> Work item: Output the data that follows exactly, line for line.

○ ○ ○ ○ ○ ○ ○

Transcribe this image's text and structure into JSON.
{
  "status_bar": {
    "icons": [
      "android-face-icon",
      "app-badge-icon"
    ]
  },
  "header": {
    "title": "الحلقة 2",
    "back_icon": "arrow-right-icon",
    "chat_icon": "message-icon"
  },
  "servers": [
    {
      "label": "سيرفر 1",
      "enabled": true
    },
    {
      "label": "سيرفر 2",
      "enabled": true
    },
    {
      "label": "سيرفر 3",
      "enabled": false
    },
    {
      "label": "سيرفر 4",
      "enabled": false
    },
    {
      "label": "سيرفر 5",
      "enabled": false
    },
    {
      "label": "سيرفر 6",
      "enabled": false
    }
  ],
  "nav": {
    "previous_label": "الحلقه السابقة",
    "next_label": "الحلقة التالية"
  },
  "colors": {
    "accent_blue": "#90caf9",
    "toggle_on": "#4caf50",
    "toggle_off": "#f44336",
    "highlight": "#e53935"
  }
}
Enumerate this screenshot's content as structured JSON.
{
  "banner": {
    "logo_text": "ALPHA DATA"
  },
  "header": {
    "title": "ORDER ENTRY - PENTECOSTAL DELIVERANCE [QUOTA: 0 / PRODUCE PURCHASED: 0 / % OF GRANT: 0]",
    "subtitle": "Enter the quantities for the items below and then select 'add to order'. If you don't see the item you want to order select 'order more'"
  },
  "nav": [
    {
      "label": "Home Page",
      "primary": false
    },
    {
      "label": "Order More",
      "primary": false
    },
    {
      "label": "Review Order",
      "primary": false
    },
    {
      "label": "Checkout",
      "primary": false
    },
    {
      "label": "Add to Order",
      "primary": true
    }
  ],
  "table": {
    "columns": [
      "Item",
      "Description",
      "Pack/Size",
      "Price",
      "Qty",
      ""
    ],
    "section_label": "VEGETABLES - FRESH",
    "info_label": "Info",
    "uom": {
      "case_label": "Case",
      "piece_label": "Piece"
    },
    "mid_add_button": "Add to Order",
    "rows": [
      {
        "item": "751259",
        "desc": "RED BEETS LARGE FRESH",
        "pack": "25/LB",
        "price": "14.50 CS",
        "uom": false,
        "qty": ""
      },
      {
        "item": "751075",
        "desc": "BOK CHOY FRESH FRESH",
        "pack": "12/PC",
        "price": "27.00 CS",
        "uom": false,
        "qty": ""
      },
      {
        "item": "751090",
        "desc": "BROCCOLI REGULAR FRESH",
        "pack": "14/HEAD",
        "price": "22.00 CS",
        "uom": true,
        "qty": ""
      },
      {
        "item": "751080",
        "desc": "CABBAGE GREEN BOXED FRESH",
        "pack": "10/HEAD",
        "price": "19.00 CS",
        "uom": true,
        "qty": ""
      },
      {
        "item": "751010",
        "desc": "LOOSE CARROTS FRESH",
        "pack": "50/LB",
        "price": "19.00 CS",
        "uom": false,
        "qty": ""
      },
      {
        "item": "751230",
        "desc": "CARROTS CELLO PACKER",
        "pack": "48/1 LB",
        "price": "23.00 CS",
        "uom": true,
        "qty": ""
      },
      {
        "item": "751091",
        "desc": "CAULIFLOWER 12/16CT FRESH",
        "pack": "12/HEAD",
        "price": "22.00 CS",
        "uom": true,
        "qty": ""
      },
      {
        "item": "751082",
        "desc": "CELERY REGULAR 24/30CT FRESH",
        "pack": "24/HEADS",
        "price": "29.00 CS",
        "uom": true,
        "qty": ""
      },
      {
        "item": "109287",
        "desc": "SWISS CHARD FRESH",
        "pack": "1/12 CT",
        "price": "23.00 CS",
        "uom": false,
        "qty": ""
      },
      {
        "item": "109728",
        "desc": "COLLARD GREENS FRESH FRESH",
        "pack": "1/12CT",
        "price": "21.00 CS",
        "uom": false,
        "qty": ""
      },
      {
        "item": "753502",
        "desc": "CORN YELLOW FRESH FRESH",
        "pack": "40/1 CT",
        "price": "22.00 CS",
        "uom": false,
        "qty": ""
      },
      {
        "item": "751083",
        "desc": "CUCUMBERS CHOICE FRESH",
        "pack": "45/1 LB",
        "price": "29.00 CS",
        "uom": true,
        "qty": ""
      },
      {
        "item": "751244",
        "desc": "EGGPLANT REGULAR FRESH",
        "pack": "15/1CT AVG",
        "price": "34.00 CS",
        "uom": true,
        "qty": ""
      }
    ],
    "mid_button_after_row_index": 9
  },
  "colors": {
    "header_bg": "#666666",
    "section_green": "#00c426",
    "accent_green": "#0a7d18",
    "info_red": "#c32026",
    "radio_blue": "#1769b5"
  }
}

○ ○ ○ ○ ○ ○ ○

> Task answer:
Transcribe this image's text and structure into JSON.
{
  "status_bar": {
    "icons": [
      "android-face-icon",
      "app-badge-icon"
    ]
  },
  "header": {
    "title": "الحلقة 2",
    "back_icon": "arrow-right-icon",
    "chat_icon": "message-icon"
  },
  "servers": [
    {
      "label": "سيرفر 1",
      "enabled": true
    },
    {
      "label": "سيرفر 2",
      "enabled": true
    },
    {
      "label": "سيرفر 3",
      "enabled": false
    },
    {
      "label": "سيرفر 4",
      "enabled": false
    },
    {
      "label": "سيرفر 5",
      "enabled": false
    },
    {
      "label": "سيرفر 6",
      "enabled": false
    }
  ],
  "nav": {
    "previous_label": "الحلقه السابقة",
    "next_label": "الحلقة التالية"
  },
  "colors": {
    "accent_blue": "#90caf9",
    "toggle_on": "#4caf50",
    "toggle_off": "#f44336",
    "highlight": "#e53935"
  }
}
Enumerate this screenshot's content as structured JSON.
{
  "banner": {
    "logo_text": "ALPHA DATA"
  },
  "header": {
    "title": "ORDER ENTRY - PENTECOSTAL DELIVERANCE [QUOTA: 0 / PRODUCE PURCHASED: 0 / % OF GRANT: 0]",
    "subtitle": "Enter the quantities for the items below and then select 'add to order'. If you don't see the item you want to order select 'order more'"
  },
  "nav": [
    {
      "label": "Home Page",
      "primary": false
    },
    {
      "label": "Order More",
      "primary": false
    },
    {
      "label": "Review Order",
      "primary": false
    },
    {
      "label": "Checkout",
      "primary": false
    },
    {
      "label": "Add to Order",
      "primary": true
    }
  ],
  "table": {
    "columns": [
      "Item",
      "Description",
      "Pack/Size",
      "Price",
      "Qty",
      ""
    ],
    "section_label": "VEGETABLES - FRESH",
    "info_label": "Info",
    "uom": {
      "case_label": "Case",
      "piece_label": "Piece"
    },
    "mid_add_button": "Add to Order",
    "rows": [
      {
        "item": "751259",
        "desc": "RED BEETS LARGE FRESH",
        "pack": "25/LB",
        "price": "14.50 CS",
        "uom": false,
        "qty": ""
      },
      {
        "item": "751075",
        "desc": "BOK CHOY FRESH FRESH",
        "pack": "12/PC",
        "price": "27.00 CS",
        "uom": false,
        "qty": ""
      },
      {
        "item": "751090",
        "desc": "BROCCOLI REGULAR FRESH",
        "pack": "14/HEAD",
        "price": "22.00 CS",
        "uom": true,
        "qty": ""
      },
      {
        "item": "751080",
        "desc": "CABBAGE GREEN BOXED FRESH",
        "pack": "10/HEAD",
        "price": "19.00 CS",
        "uom": true,
        "qty": ""
      },
      {
        "item": "751010",
        "desc": "LOOSE CARROTS FRESH",
        "pack": "50/LB",
        "price": "19.00 CS",
        "uom": false,
        "qty": ""
      },
      {
        "item": "751230",
        "desc": "CARROTS CELLO PACKER",
        "pack": "48/1 LB",
        "price": "23.00 CS",
        "uom": true,
        "qty": ""
      },
      {
        "item": "751091",
        "desc": "CAULIFLOWER 12/16CT FRESH",
        "pack": "12/HEAD",
        "price": "22.00 CS",
        "uom": true,
        "qty": ""
      },
      {
        "item": "751082",
        "desc": "CELERY REGULAR 24/30CT FRESH",
        "pack": "24/HEADS",
        "price": "29.00 CS",
        "uom": true,
        "qty": ""
      },
      {
        "item": "109287",
        "desc": "SWISS CHARD FRESH",
        "pack": "1/12 CT",
        "price": "23.00 CS",
        "uom": false,
        "qty": ""
      },
      {
        "item": "109728",
        "desc": "COLLARD GREENS FRESH FRESH",
        "pack": "1/12CT",
        "price": "21.00 CS",
        "uom": false,
        "qty": ""
      },
      {
        "item": "753502",
        "desc": "CORN YELLOW FRESH FRESH",
        "pack": "40/1 CT",
        "price": "22.00 CS",
        "uom": false,
        "qty": ""
      },
      {
        "item": "751083",
        "desc": "CUCUMBERS CHOICE FRESH",
        "pack": "45/1 LB",
        "price": "29.00 CS",
        "uom": true,
        "qty": ""
      },
      {
        "item": "751244",
        "desc": "EGGPLANT REGULAR FRESH",
        "pack": "15/1CT AVG",
        "price": "34.00 CS",
        "uom": true,
        "qty": ""
      }
    ],
    "mid_button_after_row_index": 9
  },
  "colors": {
    "header_bg": "#666666",
    "section_green": "#00c426",
    "accent_green": "#0a7d18",
    "info_red": "#c32026",
    "radio_blue": "#1769b5"
  }
}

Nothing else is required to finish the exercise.